    • No negro shall be permitted to preach, exhort, or otherwise declaim to congregations of colored people, without a special permission in writing from the president of the police jury.

    • Every negro is required to be in the regular service of some white person, or former owner, who shall be held responsible for the conduct of said negro. But said employer or former owner may permit said negro to hire his own time by special permission in writing, which permission shall not extend over seven days at any one time.

    • No negro shall be permitted to rent or keep a house within said parish. Any negro violating this provision shall be immediately ejected and compelled to find an employer; and any person who shall rent, or give the use of any house to any negro, in violation of this section, shall pay a fine of five dollars for each offence.

The union as it was
“The Union As It Was”


  • Johnson vetoes Freedman’s Bureau Act, Civil Rights Act

  • POTUS vs. Congress (Mod. & Rad. Reps.)

Moderates radicals
Moderates & Radicals

  • 1866 – override veto (many Reps. in Congress)

    • 1st major legis. overridden

  • 14th Amendment

    • All persons born/naturalized in the US (inc. former slaves) are citizens w/ equal protection of the law

    • J. urged S. states not to ratify

Reconstruction act 1867
Reconstruction Act 1867

  • Only TN recog. (had ratified 14th)

  • 5 mil. Districts

  • Voters (inc. A-A men)

    • Const. Conventions

  • Re-Entry Terms:

    • A-A men vote

    • Ratify 14th

  • Johnson vetoed

  • Congress overrode

Johnson impeached
Johnson Impeached

  • Radicals: Not carrying out (const.) obligation to enforce Reconstruction Act

  • Impeachment trial:

    • 35 to 19 (1 short of 2/3 maj.)

    • Acquitted

Election of 1868
Election of 1868

  • Horatio Seymour (D.) vs. Ulysses S. Grant (R.)

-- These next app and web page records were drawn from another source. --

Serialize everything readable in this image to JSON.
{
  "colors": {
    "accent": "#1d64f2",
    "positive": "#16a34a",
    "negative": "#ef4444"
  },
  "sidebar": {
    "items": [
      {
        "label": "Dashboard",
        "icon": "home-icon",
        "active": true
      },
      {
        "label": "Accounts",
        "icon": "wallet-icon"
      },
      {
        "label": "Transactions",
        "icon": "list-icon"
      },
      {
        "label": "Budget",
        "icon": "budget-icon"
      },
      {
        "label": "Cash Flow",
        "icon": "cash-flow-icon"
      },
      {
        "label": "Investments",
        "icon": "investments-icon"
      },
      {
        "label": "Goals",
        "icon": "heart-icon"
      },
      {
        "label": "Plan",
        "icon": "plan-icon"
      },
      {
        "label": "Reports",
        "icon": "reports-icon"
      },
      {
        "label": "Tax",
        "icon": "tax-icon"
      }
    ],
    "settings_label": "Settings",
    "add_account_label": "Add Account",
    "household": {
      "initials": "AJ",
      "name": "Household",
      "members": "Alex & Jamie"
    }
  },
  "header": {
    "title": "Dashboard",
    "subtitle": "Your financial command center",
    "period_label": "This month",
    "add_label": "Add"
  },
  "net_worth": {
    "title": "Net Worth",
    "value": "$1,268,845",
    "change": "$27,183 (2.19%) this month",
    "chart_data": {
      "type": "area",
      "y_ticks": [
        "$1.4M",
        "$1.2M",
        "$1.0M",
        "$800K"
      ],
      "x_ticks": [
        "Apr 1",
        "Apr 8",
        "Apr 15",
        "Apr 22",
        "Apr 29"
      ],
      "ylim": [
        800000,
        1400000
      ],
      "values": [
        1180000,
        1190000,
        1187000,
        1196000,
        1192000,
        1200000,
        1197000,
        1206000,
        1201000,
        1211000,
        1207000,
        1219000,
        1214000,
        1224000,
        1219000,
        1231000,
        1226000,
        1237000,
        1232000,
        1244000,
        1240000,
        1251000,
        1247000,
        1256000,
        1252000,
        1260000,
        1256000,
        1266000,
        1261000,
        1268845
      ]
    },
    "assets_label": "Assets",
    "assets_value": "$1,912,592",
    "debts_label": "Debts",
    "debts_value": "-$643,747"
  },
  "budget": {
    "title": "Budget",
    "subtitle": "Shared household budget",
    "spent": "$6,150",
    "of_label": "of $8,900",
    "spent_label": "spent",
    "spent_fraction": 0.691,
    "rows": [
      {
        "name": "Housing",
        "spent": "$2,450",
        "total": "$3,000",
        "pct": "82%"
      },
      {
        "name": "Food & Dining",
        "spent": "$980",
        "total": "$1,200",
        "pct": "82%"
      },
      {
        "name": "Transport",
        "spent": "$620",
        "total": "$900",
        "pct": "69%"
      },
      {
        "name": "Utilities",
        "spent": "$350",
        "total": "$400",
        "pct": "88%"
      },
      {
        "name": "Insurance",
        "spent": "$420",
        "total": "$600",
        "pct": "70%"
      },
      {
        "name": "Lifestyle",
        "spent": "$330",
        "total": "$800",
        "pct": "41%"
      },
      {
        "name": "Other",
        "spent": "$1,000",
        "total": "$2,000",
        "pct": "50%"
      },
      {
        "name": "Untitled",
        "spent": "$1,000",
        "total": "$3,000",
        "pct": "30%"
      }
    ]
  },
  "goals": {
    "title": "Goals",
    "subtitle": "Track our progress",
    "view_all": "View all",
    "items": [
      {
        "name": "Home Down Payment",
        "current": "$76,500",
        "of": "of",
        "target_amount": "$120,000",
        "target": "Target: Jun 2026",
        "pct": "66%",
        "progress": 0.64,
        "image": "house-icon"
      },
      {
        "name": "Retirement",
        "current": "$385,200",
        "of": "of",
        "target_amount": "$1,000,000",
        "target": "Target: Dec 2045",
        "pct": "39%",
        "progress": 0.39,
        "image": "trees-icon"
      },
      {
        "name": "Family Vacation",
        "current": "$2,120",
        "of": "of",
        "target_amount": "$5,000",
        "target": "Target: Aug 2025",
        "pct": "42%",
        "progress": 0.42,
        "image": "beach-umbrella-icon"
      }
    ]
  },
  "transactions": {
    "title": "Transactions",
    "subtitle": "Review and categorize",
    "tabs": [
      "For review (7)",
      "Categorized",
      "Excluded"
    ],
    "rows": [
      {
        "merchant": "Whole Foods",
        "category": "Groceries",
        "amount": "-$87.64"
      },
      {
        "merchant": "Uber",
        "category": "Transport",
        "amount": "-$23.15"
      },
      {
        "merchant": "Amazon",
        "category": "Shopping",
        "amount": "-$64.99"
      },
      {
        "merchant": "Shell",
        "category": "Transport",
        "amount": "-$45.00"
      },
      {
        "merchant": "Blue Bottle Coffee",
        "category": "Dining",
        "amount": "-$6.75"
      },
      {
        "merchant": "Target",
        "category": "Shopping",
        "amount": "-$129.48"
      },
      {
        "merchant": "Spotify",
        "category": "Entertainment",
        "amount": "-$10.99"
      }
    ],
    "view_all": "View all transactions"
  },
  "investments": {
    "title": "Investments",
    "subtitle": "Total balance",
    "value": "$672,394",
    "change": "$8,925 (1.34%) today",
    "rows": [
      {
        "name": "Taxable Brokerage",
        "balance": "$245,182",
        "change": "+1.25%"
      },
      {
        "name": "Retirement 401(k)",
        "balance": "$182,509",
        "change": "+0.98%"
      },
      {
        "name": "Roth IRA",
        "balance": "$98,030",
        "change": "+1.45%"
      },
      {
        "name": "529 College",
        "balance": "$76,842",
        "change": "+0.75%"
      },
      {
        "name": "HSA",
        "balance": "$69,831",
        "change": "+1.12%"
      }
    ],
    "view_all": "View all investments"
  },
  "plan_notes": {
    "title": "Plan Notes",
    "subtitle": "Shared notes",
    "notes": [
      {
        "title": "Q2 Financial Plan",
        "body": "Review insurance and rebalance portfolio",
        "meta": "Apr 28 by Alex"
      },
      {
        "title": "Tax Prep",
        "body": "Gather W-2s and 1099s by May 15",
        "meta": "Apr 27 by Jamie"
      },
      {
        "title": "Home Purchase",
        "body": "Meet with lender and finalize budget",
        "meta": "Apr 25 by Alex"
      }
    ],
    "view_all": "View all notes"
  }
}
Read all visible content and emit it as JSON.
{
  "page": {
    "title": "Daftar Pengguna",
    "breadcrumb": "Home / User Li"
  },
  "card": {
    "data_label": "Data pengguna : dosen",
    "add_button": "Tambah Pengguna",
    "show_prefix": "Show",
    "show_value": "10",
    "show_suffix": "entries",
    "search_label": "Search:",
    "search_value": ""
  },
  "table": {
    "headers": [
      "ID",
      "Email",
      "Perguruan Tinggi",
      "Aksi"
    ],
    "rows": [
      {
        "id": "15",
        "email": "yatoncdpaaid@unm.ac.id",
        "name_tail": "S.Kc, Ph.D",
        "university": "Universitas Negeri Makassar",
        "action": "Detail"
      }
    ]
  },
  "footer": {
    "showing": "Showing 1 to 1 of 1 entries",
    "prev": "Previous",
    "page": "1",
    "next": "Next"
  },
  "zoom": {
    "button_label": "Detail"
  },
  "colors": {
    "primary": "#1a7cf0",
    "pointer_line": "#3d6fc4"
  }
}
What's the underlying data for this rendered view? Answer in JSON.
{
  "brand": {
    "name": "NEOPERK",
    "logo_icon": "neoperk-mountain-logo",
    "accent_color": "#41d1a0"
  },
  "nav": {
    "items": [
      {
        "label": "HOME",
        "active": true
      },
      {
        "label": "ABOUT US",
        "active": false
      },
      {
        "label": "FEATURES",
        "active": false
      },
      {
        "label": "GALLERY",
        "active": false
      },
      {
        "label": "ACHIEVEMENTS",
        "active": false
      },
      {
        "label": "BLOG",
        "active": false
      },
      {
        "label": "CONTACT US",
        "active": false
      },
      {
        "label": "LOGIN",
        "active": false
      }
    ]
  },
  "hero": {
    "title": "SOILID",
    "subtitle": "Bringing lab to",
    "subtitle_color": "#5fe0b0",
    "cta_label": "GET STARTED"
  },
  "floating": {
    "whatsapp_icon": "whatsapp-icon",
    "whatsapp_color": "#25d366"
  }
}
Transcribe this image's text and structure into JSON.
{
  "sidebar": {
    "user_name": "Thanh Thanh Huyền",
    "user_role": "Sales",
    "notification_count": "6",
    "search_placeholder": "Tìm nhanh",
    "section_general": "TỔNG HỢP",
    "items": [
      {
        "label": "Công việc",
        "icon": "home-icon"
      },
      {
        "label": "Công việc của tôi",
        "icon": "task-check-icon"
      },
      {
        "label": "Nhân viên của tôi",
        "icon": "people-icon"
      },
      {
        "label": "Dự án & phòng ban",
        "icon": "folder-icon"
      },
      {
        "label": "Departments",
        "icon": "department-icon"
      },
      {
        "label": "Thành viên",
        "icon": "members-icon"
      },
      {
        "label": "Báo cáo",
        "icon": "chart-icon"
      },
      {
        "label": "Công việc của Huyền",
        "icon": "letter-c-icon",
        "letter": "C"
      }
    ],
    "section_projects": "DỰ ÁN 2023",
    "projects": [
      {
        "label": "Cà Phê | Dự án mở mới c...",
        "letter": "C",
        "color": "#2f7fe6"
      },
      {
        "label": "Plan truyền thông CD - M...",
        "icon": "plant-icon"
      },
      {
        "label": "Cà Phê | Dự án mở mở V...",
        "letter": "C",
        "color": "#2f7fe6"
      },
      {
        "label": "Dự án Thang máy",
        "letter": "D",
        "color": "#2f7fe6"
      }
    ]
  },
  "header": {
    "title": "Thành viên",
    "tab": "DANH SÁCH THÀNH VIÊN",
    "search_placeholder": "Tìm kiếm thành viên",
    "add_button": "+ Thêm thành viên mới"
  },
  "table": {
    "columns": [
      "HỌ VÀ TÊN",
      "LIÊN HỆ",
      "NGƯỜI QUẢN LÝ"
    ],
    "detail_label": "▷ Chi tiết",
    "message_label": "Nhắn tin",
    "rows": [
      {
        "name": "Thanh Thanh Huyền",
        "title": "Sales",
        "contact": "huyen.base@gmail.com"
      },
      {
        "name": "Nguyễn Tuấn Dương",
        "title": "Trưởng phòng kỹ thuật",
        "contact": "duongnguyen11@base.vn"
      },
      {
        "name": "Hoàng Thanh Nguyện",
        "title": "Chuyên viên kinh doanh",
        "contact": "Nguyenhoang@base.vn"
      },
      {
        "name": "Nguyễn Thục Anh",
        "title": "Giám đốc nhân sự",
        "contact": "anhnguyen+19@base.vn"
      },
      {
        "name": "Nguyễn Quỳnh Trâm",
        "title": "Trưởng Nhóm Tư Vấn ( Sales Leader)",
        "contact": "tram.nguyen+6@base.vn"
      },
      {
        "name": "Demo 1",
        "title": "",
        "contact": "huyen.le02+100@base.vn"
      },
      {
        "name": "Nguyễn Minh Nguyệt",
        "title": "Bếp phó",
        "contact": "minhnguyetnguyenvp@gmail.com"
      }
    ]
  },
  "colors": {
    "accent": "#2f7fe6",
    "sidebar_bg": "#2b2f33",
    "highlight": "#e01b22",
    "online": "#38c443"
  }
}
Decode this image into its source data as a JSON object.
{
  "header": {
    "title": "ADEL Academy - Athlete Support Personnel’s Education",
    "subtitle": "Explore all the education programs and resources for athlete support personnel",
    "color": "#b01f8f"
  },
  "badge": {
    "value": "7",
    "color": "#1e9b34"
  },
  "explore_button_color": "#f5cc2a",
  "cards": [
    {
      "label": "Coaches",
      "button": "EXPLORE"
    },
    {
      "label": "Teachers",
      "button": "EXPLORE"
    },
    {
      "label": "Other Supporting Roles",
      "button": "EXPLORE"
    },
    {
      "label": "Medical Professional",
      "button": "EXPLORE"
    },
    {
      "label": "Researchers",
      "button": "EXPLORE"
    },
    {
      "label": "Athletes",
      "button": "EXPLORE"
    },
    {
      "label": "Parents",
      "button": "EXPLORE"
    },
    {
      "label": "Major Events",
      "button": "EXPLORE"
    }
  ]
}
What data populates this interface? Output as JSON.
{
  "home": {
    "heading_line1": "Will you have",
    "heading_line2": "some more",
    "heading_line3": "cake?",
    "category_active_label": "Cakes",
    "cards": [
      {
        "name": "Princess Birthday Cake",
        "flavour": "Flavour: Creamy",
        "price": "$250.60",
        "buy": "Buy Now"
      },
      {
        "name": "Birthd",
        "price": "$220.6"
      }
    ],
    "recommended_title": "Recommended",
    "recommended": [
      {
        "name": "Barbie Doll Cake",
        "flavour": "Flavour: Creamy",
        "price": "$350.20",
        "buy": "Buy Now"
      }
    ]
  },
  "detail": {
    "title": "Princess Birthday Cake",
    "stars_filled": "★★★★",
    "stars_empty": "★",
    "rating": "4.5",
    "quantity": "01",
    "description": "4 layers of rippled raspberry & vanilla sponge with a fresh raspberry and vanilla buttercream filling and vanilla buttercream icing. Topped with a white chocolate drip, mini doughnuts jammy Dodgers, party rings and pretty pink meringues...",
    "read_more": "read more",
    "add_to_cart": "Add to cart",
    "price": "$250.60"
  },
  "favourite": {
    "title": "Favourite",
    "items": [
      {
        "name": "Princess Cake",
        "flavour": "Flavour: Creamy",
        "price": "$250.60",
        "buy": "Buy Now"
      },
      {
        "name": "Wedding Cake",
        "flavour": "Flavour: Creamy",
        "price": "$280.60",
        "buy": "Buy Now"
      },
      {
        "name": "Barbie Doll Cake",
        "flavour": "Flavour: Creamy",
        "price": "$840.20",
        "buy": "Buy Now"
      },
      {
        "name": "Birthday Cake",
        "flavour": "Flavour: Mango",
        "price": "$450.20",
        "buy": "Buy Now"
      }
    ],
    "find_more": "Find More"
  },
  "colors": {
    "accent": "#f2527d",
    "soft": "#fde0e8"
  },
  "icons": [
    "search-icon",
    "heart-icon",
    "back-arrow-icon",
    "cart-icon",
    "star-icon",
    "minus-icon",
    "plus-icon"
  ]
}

    • 500,000 S. African Americans voted

The 15 th amendment
The 15th Amendment

  • Universal suffrage for all men (can’t deny based on race or color or previous status [slave])

  • Affected N. (many barred suffrage)

  • Ratified 1870

  • Some S. gov’ts refused to enforce

    • Violence